Welcome to Manager Mondays, a series dedicated to great workforce messaging. Today we're looking at why it's good to mark a project's completion by sending out a formal thank you.
Last week when we wrapped the Global Leadership Summit for another year, I walked around the premises as volunteers took down the huge simulcast screen, dismantled the video projector, packed up the registration table, and lugged countless trash bags out to the dumpster. This two-day event allows me to be part of a large team that coordinates logistics and performs behind-the-scenes event management tasks. My role as Event Producer can be exciting, but it's lightweight compared to most of the others' do-lists; when I closed up my laptop and left the control booth, most of the others were still hard at work.
As I helped them clear out the last boxes and reset the main conference room, I reflected about how much I love being part of a team putting on a live event. And this particular team rocked!
When a project is over, it's tempting to go right on to the next challenge. But we do ourselves a disservice when we fail to recognize everyone's hard work. A pause is in order to give everyone the recognition they deserve. Otherwise, when life goes back to its normal pace and things settle down, it can be a real letdown.
Several years ago, the Summit's organizers at the Willow Creek Association asked me to write a special section of their event handbook dedicated to saying thanks to team members after the Summit. I share that page now with you, my blog reader, because I hope it sets up a solid case for marking the end of every significant project with a verbal bouquet of gratitude.
So take a page from my playbook, literally! Express your appreciation whenever your team wraps up a group endeavor. Do it before they disperse and get busy on the next big thing. They'll love you for it -- and they'll feel validated for all their hard work.
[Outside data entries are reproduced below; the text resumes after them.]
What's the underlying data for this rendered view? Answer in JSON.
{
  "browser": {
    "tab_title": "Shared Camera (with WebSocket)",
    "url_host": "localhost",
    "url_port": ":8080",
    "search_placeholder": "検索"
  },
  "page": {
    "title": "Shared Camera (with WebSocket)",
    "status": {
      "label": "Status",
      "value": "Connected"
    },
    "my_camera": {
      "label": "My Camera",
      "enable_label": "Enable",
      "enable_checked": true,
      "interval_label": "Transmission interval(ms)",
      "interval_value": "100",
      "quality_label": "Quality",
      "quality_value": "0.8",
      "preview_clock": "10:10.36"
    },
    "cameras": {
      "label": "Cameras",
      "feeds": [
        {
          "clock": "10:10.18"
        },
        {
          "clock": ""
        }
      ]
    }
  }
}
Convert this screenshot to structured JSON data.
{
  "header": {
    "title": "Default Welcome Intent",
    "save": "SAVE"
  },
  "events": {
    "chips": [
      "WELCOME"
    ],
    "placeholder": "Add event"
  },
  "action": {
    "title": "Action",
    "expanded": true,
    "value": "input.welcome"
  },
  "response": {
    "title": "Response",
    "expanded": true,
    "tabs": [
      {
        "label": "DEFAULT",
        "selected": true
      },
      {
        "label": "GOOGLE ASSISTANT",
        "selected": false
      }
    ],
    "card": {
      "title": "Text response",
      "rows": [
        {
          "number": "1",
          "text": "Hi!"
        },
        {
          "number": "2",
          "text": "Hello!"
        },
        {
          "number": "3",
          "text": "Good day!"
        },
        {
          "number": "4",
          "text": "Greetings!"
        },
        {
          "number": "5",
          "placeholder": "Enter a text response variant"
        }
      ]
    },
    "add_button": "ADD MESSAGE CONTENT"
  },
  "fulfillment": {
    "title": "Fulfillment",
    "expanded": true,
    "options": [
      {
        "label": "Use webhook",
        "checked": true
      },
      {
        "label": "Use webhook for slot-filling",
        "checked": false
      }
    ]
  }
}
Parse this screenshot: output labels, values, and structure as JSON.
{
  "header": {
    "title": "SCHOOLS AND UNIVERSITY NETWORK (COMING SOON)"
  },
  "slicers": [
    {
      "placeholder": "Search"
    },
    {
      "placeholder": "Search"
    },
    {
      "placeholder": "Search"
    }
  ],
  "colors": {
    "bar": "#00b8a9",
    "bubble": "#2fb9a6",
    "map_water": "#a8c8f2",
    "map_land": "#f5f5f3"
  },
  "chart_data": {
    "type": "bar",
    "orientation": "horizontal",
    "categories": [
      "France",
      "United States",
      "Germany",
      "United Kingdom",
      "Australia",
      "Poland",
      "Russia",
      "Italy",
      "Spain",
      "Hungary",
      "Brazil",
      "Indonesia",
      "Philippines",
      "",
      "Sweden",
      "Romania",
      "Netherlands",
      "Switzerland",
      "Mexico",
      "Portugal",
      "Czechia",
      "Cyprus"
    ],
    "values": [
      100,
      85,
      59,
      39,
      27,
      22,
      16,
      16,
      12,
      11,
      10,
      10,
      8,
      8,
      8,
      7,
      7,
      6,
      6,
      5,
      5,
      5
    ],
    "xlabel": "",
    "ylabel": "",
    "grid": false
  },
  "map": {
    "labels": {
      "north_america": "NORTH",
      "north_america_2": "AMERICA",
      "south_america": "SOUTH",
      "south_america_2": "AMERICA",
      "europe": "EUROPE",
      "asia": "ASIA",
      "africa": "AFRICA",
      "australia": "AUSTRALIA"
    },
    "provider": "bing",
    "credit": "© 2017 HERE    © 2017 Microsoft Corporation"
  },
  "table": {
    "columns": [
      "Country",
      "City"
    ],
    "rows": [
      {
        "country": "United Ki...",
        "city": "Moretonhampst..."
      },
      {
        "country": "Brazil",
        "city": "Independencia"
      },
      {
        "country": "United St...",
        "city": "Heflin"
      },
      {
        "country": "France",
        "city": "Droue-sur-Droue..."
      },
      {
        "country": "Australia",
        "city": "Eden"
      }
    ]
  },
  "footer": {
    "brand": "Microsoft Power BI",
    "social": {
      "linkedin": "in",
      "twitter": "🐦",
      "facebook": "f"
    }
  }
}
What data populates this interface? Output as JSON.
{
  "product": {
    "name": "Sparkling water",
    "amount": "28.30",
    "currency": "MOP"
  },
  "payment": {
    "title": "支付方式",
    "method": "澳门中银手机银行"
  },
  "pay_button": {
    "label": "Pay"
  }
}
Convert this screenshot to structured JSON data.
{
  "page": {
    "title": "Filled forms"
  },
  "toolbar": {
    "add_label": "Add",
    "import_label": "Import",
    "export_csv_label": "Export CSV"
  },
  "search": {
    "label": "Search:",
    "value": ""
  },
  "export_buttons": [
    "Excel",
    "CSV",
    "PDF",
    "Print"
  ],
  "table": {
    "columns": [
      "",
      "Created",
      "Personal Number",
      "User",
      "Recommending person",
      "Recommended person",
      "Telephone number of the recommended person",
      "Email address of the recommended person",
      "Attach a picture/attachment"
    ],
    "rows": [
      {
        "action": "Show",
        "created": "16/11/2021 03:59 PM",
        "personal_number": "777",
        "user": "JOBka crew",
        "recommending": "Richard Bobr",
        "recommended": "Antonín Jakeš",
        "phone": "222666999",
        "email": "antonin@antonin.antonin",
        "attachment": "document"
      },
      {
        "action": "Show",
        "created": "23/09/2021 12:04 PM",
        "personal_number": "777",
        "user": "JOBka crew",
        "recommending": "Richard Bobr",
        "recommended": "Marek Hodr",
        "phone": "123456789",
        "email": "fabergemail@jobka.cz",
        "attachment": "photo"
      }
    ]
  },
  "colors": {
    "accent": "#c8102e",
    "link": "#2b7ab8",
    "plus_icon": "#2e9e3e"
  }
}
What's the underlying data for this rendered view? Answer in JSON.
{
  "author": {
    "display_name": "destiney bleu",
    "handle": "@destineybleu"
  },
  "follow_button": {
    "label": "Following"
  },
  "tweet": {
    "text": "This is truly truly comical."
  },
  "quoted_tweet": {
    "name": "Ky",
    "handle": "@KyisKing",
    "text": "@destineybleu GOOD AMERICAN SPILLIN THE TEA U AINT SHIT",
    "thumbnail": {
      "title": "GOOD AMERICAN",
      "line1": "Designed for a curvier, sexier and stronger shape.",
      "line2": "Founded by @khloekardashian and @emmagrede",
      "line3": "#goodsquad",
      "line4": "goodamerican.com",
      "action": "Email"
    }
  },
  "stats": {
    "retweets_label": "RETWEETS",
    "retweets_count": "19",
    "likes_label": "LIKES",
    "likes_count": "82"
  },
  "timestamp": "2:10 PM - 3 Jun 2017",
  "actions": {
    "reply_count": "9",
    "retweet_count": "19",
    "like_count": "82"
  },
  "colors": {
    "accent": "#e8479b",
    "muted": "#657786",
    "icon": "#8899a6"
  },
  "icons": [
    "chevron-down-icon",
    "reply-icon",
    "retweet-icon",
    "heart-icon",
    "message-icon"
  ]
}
(The following is adapted from the WCA Global Leadership Summit 2012 Producer and Technical Director Handbook.)
Ten Things a Final Thank You Message Does
by Beth Rickert, Host Site 131
1. It leaves everyone with a positive last impression of their collaboration experience.
2. If a person's experience was good, a final thank you makes it even better.
3. If a person's experience was, shall we say, less than good — it makes them feel better.
4. It signals that your door is still open for feedback about processes (which can often lead to key process improvements for future events).
5. It gives people permission to contact you to clean up any hard feelings, concerns, or unresolved issues.
6. It models good leadership for your up-and-coming leaders.
7. It paves the way for further collaboration between you and various team members.
8. It encourages novice volunteers to volunteer again, and again.
9. It lets you recognize peoples' specific acts of service.
10. It provides one last chance to love people.
It would be a shame to overlook this powerful relationship-building opportunity!
Four Basics Things to Keep in Mind for a Killer Thank-You Communication
1. Who —Send a thank-you to anyone and everyone who was involved in any way. They all need to know how important their contribution was! (Tip: Go through your meeting invite lists and past emails to make sure you don't overlook anyone.)
3. What — Keep your message warm, direct, and upbeat — and keep it clean! By that we mean, this message is not the place to recruit people for your next project. It's a thank you. Period.
2. When — Send your note within a week after the team's last organized project-related task. (If you wait any longer, it may become old news.)
2. How — Use some kind of written format to convey respect. A mailed thank you card is best, but if pressed for time, an email is fine. Phone calls or personal conversations seem too off-the-cuff and aren't as effective. And absolutely NO text messaging — even for your close buddies, it's too informal.
Expressing Gratitude with the Right Attitude
Remember, as a final message to the team, the tone of your message is important. Speak from your heart and, when in doubt, write a first draft and show it to someone else to make sure it "sounds" right. Your final thank-you should be something that resonates all the way until next time — when your wonderful team members will once again climb back in the saddle for the next project!
What are your best strategies for acknowledging the hard work of your team? Post a comment and let us know.